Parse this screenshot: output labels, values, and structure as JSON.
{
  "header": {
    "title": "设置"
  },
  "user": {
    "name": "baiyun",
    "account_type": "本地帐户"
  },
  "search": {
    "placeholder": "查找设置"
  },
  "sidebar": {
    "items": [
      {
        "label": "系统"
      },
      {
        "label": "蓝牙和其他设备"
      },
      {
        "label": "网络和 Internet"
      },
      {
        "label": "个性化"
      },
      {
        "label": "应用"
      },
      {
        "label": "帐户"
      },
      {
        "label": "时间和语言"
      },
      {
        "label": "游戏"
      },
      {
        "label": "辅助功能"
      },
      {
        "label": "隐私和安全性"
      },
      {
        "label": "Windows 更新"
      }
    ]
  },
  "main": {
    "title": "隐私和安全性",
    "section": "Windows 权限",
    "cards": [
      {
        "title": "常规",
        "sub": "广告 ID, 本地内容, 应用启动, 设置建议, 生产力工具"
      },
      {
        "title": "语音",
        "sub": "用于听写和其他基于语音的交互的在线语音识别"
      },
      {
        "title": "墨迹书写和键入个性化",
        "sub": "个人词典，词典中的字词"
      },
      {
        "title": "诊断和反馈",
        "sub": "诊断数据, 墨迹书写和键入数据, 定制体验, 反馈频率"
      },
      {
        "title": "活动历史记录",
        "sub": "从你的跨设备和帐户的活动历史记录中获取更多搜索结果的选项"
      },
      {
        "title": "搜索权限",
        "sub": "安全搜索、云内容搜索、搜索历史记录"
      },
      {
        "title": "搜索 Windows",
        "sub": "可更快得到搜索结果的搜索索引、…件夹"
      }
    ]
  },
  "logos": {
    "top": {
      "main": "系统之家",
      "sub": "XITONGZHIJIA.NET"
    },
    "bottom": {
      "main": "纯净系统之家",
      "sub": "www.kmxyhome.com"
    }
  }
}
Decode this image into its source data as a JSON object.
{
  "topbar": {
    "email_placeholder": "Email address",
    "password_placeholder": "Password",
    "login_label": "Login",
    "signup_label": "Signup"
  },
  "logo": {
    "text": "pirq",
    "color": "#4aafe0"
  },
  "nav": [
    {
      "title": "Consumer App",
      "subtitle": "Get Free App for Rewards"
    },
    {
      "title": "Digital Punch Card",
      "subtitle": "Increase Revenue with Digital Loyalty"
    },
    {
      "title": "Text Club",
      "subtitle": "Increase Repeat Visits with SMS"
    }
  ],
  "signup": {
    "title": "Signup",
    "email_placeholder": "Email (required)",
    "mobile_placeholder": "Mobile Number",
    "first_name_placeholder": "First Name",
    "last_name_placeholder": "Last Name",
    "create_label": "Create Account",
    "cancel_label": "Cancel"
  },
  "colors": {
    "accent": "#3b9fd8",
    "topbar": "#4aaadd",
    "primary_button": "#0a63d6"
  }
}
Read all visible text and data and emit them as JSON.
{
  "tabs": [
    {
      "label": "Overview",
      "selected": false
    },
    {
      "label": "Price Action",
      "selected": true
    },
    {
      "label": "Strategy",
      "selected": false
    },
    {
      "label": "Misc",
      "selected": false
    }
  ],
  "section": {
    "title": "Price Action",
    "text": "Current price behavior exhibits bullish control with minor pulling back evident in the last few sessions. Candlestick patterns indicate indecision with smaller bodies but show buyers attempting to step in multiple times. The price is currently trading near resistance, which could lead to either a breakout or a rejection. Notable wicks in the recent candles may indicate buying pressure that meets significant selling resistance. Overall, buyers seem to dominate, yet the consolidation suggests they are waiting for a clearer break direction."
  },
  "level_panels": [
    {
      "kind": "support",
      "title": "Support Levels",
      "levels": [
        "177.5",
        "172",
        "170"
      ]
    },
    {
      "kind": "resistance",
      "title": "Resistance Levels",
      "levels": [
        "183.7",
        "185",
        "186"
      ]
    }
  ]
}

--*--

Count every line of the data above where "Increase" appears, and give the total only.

Task result: 2